[Records to process — start]

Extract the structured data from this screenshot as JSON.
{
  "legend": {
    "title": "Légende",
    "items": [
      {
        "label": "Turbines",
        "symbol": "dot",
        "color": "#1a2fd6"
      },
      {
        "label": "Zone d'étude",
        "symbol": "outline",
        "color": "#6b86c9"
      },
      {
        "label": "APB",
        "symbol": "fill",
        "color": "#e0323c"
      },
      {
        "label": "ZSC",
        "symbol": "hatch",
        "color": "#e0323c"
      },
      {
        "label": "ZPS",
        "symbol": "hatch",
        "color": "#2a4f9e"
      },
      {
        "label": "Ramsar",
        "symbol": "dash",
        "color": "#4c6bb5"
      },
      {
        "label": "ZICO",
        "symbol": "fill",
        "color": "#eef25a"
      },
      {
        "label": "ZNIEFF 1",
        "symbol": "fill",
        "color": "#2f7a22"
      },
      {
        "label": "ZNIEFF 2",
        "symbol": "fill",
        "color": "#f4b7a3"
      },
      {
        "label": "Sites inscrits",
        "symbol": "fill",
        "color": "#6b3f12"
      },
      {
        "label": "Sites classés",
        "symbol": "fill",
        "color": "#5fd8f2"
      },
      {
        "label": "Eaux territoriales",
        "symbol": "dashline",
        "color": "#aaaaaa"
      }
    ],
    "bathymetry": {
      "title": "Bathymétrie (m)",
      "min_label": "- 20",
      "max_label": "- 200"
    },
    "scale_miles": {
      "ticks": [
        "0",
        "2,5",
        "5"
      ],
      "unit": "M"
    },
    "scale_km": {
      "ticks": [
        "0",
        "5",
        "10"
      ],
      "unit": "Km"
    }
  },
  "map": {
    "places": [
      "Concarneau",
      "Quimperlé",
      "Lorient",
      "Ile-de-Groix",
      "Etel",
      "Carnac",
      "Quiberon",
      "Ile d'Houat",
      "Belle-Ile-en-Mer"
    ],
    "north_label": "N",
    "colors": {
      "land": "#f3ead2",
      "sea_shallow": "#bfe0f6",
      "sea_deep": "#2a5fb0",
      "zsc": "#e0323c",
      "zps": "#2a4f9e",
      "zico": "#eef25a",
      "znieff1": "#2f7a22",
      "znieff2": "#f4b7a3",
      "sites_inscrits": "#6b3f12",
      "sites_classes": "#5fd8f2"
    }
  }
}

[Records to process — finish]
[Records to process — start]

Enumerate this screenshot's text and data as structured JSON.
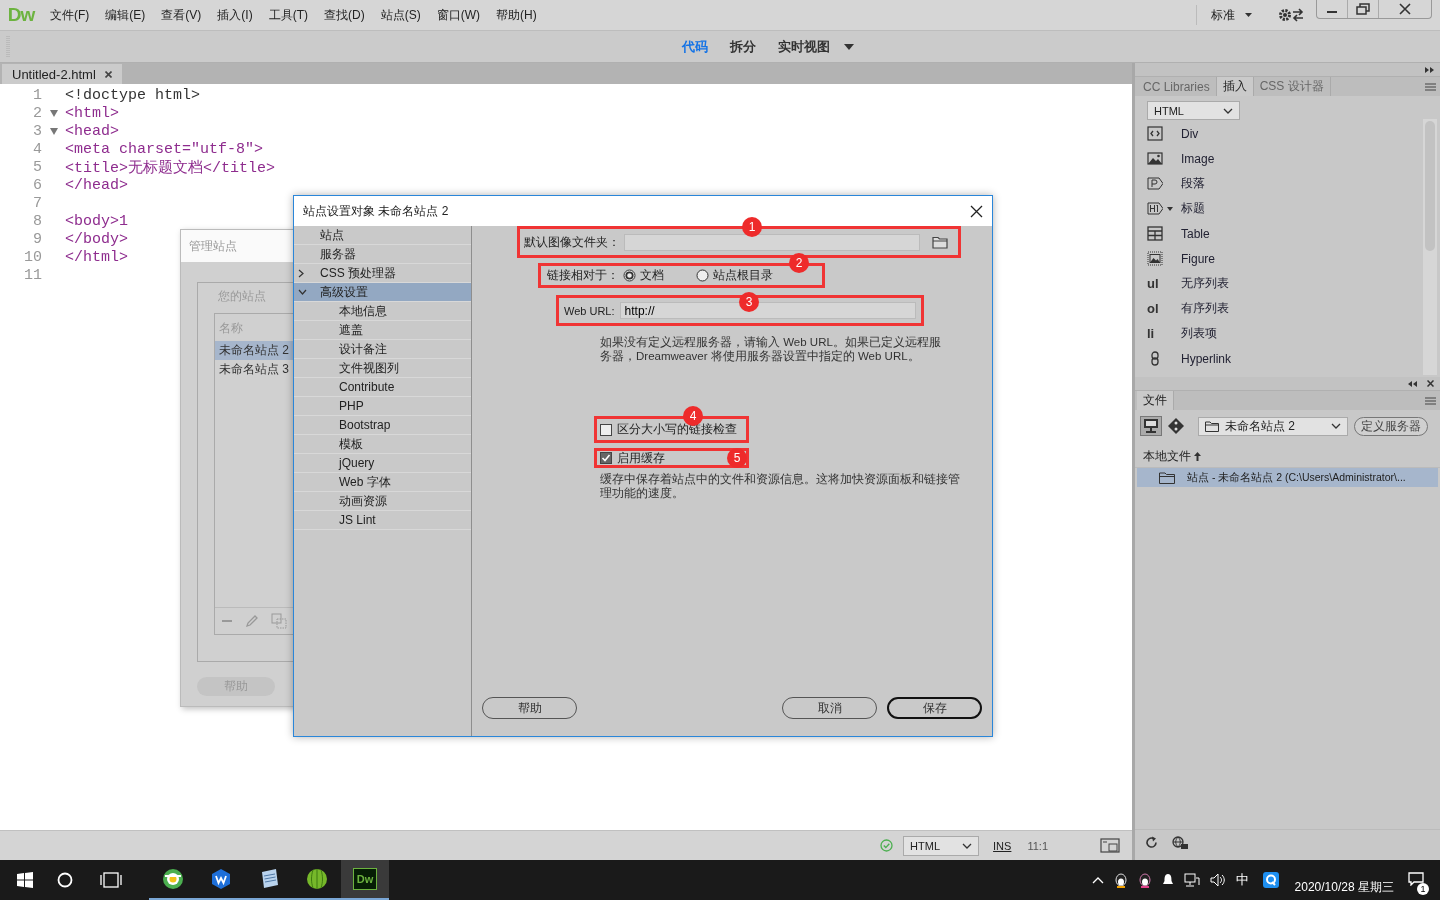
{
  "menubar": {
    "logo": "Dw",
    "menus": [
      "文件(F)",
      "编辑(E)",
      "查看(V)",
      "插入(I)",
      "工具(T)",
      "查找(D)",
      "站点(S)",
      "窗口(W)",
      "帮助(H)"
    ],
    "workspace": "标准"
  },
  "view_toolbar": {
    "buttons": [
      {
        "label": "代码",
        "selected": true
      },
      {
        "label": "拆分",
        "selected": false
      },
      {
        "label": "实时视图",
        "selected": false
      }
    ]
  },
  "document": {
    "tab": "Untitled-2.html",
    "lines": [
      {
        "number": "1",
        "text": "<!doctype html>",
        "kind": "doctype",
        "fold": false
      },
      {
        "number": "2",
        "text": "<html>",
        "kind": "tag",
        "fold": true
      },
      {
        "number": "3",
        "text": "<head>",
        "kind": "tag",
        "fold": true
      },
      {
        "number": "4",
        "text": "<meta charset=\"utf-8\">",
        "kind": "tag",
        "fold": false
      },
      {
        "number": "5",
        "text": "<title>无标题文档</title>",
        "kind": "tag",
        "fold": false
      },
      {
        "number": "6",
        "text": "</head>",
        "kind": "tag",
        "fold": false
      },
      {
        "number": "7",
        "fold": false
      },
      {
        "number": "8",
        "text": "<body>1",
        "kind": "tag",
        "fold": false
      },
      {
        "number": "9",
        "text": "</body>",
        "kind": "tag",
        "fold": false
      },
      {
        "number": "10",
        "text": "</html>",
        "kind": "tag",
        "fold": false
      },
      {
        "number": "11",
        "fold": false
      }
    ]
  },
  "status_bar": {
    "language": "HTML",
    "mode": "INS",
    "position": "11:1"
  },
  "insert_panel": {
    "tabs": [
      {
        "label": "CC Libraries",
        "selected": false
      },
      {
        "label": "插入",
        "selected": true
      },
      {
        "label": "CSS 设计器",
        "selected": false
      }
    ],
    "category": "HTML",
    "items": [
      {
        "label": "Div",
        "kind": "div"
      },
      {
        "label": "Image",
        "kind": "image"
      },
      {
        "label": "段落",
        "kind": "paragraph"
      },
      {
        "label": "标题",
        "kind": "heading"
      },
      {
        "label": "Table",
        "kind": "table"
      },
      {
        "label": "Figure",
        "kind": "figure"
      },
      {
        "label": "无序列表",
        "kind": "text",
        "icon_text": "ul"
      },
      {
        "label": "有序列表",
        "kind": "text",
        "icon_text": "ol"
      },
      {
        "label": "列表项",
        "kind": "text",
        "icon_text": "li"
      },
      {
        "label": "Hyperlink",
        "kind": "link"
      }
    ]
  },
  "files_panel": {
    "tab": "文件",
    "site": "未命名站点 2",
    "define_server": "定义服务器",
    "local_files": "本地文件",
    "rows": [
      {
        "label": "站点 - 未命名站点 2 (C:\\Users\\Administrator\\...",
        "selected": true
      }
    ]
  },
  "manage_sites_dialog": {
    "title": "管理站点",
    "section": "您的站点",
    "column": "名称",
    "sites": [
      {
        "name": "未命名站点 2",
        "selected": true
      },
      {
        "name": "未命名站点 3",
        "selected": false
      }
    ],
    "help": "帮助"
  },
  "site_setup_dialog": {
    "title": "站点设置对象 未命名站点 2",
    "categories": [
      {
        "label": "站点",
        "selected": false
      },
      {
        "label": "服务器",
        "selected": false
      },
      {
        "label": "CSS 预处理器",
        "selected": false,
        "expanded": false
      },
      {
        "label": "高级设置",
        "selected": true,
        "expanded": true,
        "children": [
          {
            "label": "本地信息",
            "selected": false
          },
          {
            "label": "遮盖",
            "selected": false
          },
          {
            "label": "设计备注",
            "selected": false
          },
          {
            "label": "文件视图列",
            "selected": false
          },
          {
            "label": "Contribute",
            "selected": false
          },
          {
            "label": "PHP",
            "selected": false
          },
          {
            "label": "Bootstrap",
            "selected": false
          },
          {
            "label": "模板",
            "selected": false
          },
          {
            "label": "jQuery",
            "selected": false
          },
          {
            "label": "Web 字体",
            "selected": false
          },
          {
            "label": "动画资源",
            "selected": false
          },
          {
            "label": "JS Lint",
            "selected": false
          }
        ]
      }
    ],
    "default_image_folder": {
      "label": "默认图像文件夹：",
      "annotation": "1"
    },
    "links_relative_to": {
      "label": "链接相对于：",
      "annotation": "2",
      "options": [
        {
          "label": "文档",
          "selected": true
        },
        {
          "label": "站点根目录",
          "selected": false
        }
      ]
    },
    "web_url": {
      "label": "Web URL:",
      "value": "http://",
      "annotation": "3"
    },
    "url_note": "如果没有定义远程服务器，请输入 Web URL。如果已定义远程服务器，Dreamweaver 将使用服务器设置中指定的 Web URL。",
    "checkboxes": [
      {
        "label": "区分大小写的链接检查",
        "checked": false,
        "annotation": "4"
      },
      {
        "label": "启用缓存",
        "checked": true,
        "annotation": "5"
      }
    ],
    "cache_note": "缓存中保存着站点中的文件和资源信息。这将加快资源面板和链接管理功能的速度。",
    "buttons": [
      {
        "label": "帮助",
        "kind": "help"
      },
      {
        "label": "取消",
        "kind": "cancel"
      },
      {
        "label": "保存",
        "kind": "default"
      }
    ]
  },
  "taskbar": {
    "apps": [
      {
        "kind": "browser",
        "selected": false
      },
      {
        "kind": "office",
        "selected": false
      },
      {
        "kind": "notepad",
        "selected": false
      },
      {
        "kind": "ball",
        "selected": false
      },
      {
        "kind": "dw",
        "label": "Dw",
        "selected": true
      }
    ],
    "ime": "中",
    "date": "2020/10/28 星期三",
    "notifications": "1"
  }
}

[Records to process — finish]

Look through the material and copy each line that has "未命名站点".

    "site": "未命名站点 2",
        "label": "站点 - 未命名站点 2 (C:\\Users\\Administrator\\...",
        "name": "未命名站点 2",
        "name": "未命名站点 3",
    "title": "站点设置对象 未命名站点 2",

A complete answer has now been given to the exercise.